His massive yard sign campaign misleads the public with the apparent title of District Judge, an office he hopes to win, but has never held. Quandt has served as a Workers Compensation Judge – a significantly smaller responsibility in a fundamentally failed system now in reform.
It is nice to know in the small logos displayed that Quandt received support from union workers of the AFL-CIO (NEOLC) and the Transport Workers (Local 514) which one would think qualifies as a “political endorsement” and thus another violation of the rules.
Apparently the Committee for Judicial Elections got Quandt’s attention to some degree for, in his latest direct mail piece in very small print, the word “for” appears between his name and the title of the job he hopes to win. No notice of union support was found on that mailing.
Quandt claims to have “earned the respect of both businesses and individuals,” but from his web site many named are raving radical Leftists and others, like Mike Ritze, just leave us shaking our head.
The Committee further found, “We believe that a candidate cannot serve on a high plane as a judge unless he or she campaigns on a high plain.
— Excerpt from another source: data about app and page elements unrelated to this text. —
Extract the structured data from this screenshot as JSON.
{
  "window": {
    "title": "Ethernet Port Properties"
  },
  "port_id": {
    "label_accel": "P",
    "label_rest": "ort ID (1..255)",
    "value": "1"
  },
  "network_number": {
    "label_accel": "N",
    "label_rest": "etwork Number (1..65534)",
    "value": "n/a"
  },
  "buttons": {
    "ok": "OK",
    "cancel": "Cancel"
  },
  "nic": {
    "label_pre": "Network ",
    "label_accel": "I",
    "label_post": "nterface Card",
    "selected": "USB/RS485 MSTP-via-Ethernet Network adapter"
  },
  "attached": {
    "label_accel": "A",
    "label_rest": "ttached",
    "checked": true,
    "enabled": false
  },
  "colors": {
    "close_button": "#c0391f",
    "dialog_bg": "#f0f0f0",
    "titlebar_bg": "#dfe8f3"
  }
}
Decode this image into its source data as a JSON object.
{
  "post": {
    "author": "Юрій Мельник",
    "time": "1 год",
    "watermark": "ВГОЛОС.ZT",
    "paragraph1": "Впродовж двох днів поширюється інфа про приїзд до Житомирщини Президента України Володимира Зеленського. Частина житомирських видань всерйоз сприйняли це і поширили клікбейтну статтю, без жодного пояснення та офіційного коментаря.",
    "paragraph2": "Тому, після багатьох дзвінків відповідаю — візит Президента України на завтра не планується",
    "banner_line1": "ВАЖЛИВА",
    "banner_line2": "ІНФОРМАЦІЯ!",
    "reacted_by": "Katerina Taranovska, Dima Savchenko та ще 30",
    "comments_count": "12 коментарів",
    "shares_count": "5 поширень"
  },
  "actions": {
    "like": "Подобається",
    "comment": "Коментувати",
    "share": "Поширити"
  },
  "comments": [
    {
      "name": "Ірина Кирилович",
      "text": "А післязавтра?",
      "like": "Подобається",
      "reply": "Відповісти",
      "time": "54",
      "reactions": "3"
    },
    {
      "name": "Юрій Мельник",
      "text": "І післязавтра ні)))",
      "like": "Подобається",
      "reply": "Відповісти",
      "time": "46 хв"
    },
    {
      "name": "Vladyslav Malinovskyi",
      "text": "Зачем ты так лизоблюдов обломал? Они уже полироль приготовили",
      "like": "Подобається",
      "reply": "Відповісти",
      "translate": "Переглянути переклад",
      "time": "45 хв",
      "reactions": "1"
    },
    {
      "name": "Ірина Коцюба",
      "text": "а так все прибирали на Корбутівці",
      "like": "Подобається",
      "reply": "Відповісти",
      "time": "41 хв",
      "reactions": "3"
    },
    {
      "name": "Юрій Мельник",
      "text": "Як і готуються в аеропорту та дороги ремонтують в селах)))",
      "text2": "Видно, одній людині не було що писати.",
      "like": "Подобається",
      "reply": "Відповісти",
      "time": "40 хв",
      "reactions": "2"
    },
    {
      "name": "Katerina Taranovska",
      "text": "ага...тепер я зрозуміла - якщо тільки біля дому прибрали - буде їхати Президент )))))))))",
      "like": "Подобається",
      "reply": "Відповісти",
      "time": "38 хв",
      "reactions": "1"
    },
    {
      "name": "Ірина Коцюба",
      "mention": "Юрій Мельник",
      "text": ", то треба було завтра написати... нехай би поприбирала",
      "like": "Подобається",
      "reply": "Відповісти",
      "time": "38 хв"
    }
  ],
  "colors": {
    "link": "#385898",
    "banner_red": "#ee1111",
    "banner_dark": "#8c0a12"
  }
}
We find that the statement of opinion as fact is offensive and a violation. We are particularly troubled by the accusation that the opponent is the least productive Tulsa County Judge, based upon an examination of dockets only. This statement was coupled with assertions of fact as to appellate record which was wrong by some 20%.”
In Tulsa Today’s studied opinion, there is a serious problem in judicial races. Some special judicial rules do help, but many hide the nature and character of the incumbent and the opponent. Quandt’s queering his campaign is only the second example. The first was a convoluted Oklahoma Supreme Court majority opinion that calls into question the meaning of election – when the vote occurs or at swearing in.
The overall result is more than the most popular attorney joke.The cost is public credibility. The question is how can “We the People” judge the judges at election if those engaged in the industry can’t impose fidelity to the law upon their own – how the heck can the public fix this?
Physicians (attorneys) heal thyself.